The Bean Shop has sold thousands of bags of freshly roasted coffee to restaurants, cafes and consumers in recent years. However, the business has seen dramatic growth since investing in broadband technology.

Based in Perth, Scotland, The Bean Shop buys coffee beans wholesale from around the world, roasts and blends the beans, and sells the blended coffee to local consumers and restaurants. In July 2003, the company decided to try and expand its market beyond Perth by creating an e-commerce website.

Moving from the existing dial-up internet connection to a broadband service was a necessity, explains John Bruce, Managing Director of The Bean Shop. "We needed to be able to maintain a database of products and to handle transactions promptly and we couldn’t have done any of that with a dial-up account," he says. "Dial-up would also tie up the phone line, and we wanted fixed costs each month."

The Bean Shop paid £200 for the installation of BT Broadband, in addition to BT’s Internet Trader Pack, which allows small businesses to rapidly develop a transactional website. Developing its own site was a steep learning curve for the business, Bruce admits, but the whole process took less than three weeks. "We had the line installed behind the counter, but even so, there was very little disruption to the business," Bruce says. "There’s occasional downtime on the network, but it’s very easy to keep the technology up and running."

The broadband connection has allowed The Bean Shop to reach new customers in Europe and the US, and has also improved the efficiency of the business. Because coffee deteriorates rapidly once ground, it is essential that orders are received and processed quickly. "We can now turn around orders much more quickly, and we’re constantly connected so we can predict demand much more accurately," says Bruce.

The company has also taken advantage of packages from BT for security and performance, which, Bruce admits, The Bean Shop would struggle to provide internally. "We aren’t IT experts, so it’s ideal to have a checklist that BT takes care of, for a flat fee," he says. "BT is a big company and have a team of people who know a lot more about internet security than I do."


Email Alerts

Register now to receive ComputerWeekly.com IT-related news, guides and more, delivered to your inbox.
By submitting you agree to receive email from TechTarget and its partners. If you reside outside of the United States, you consent to having your personal data transferred to and processed in the United States. Privacy

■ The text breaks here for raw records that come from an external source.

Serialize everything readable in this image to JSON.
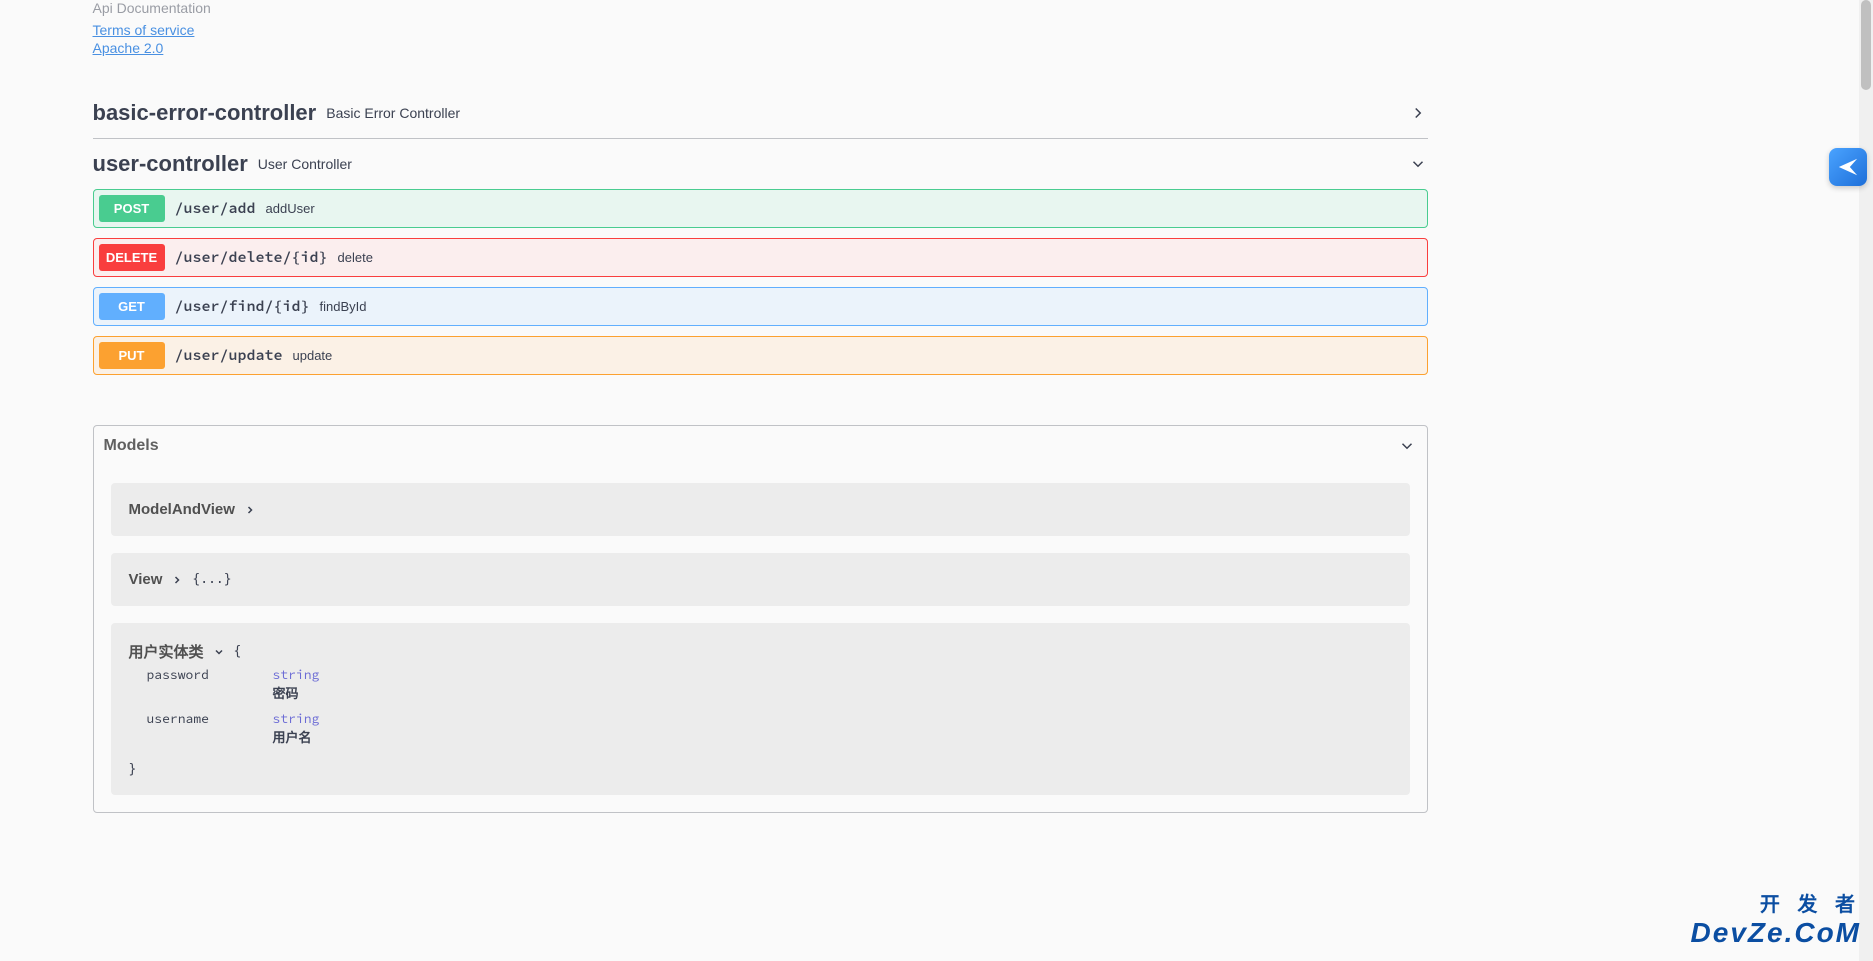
{
  "info": {
    "title": "Api Documentation",
    "terms_link": "Terms of service",
    "license_link": "Apache 2.0"
  },
  "tags": [
    {
      "name": "basic-error-controller",
      "desc": "Basic Error Controller",
      "expanded": false,
      "ops": []
    },
    {
      "name": "user-controller",
      "desc": "User Controller",
      "expanded": true,
      "ops": [
        {
          "method": "POST",
          "path": "/user/add",
          "summary": "addUser"
        },
        {
          "method": "DELETE",
          "path": "/user/delete/{id}",
          "summary": "delete"
        },
        {
          "method": "GET",
          "path": "/user/find/{id}",
          "summary": "findById"
        },
        {
          "method": "PUT",
          "path": "/user/update",
          "summary": "update"
        }
      ]
    }
  ],
  "models_header": "Models",
  "models": [
    {
      "name": "ModelAndView",
      "expanded": false
    },
    {
      "name": "View",
      "expanded": false,
      "inline": "{...}"
    },
    {
      "name": "用户实体类",
      "expanded": true,
      "properties": [
        {
          "key": "password",
          "type": "string",
          "desc": "密码"
        },
        {
          "key": "username",
          "type": "string",
          "desc": "用户名"
        }
      ]
    }
  ],
  "watermark": {
    "cn": "开 发 者",
    "en": "DevZe.CoM"
  }
}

This was first published in October 2004

 

COMMENTS powered by Disqus  //  Commenting policy